At LinkedIn, we want to ensure that every member of our team, feels like they belong and that each of us appreciates and values all of our colleagues’ uniqueness and creativity. So it was only fitting that in celebration of Black History Month, our Black Inclusion Group hosted an all Black executive roundtable, in partnership with EYs Black Professional Network, on ‘The Business of Belonging.’ The evening featured a thought-provoking panel discussion on what it means to belong and some of the challenges faced by Black professionals in the workplace. My hope is that the stories that we shared will help others remove their masks and unleash their full potential.

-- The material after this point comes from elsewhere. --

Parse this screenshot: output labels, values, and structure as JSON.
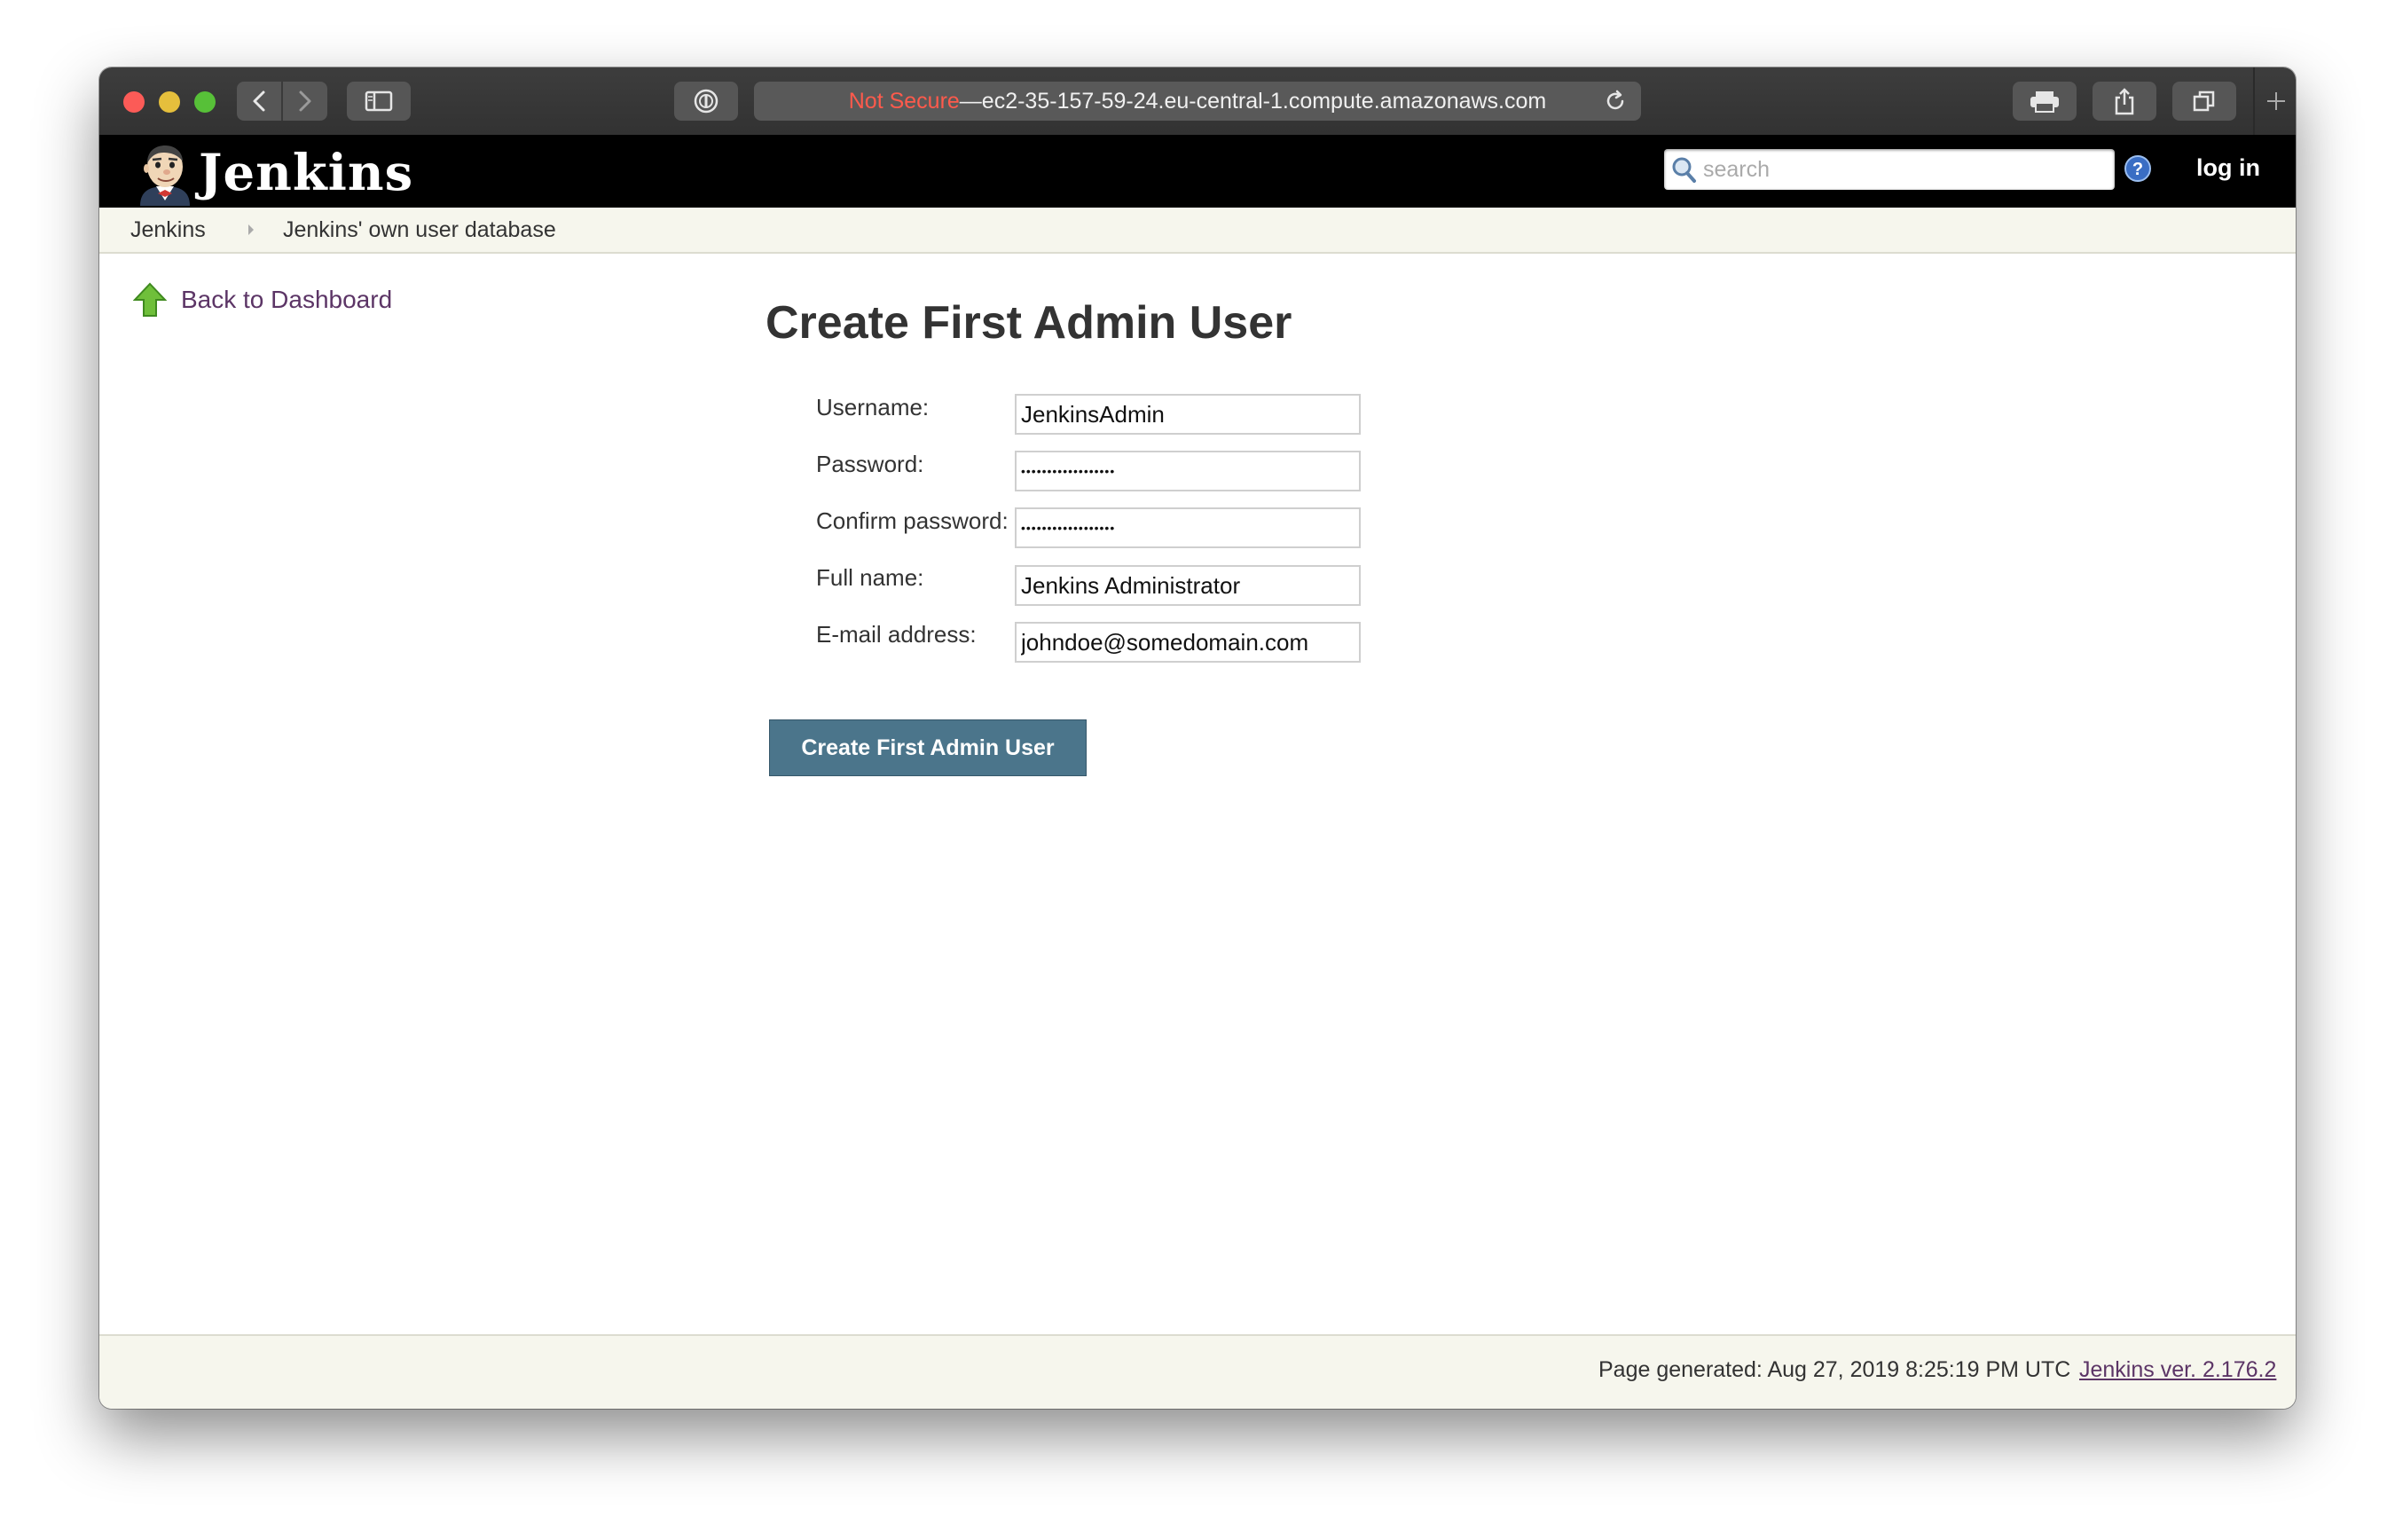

I was fortunate to be a member of the panel this year along with Warren DeSouza, CFO of Aimmune Therapeutics, Yvette Hollingsworth Clark, Chief Compliance Officer, Wells Fargo and Hugh Molotsi, Founder and CEO Ujama Inc. The discussion focused on Diversity, Inclusion and Belonging (DIBs), but more specifically belonging in the workplace. Panelists were asked to share what belonging means to them, and to share examples of when they felt like they did or didn’t belong. Here at LinkedIn, I am fortunate to regularly have meaningful discussions around DIBs and in particular belonging, but in my career that has not always been the case. There were two key events in my career that shifted my experience of belonging.
In 1988 I graduated from the University of Kansas believing that I was unstoppable and that the world would be full of possibilities. I accepted a position as a claims adjuster for a top company, where I was later informed that the entire team which was predominately Black was hired to increase representation. I loved my new job and I was excited to learn and grow. A few months after I joined, my supervisor called a meeting with only the Black members of our team and said, “you guys have to stop congregating and using colloquialisms because you are making these White folks uncomfortable.” I was shocked and it was at that moment the message was clear you don’t belong and you don’t matter. That was the first day I began wearing “the mask,” showing up to work suppressing my authentic self in order to fit in.
In 2010, I was working for a great company in Silicon Valley and was asked by one of the vice presidents I supported to give feedback on how she showed up in her staff meeting. Her style was abrasive and her team was not engaged, so I had to figure out how to deliver the feedback. As an HR professional, part of my role includes coaching and leadership development. Since I was still wearing “the mask,” I packaged all my comments with a neat bow so as not to offend her because I was afraid that if I told her the truth and shared my thoughts, it would not be received well. The messages from my first job were still shaping how I showed up in my current job, that I didn’t matter or belong, therefore my opinions didn’t either. The following weekend I attended a workshop that a dear friend had been encouraging me to attend for some time. The workshop was focused on how to get breakthrough results in your life by figuring out what was really holding you back. In the workshop, I realized that I had let that one message from my past drive my future choices and that was not serving me. In that very moment, I made a different choice to take “the mask” off and be my authentic self. On Monday when I went back to the office, I immediately set up time with the VP in order to give her the feedback she deserved, so she would be in the position to grow and improve. She was grateful and asked me to always give it to her straight and that my feedback and point of view were important because she trusted me and valued my expertise. Until that point, I felt like I had a successful career but I never felt free to be me.
For me, belonging means you see me (the authentic me) and I matter. Since that day I have never worn “the mask,” again and my career has been much more fulfilling as a result.
During the EY Black History Month Executive Roundtable, I was moved to find out that so many others felt they had to wear “the mask” in their workplaces.
The topic of belonging is so important as it can affect employees in so many ways. Events like this are important as they allow black professionals the opportunity to network with others who have similar experiences. Yvette Hollingsworth Clark said, “I may have been the only one in the room, but I needed to be there to help others.” The overwhelming opinion of the panel was that creating a space to have an open dialogue is always a good thing.
There are so many feedback cues that employees will use to determine if they belong: Do I matter? Is my opinion valued? Can I be my authentic self? Will I be accepted? At LinkedIn, we have added a DIBs index to our Employee Voice Survey (EVS). We want to ensure that employees feel they belong and if they don’t we have a way for them to let us know.
Just imagine what could happen if all employees in all companies felt like they belonged. This would unleash their full potential, and they'd all feel empowered to create an environment where everyone feels like they belong. This could be the start of creating a culture of belonging.
*Photo credit: by Selena DS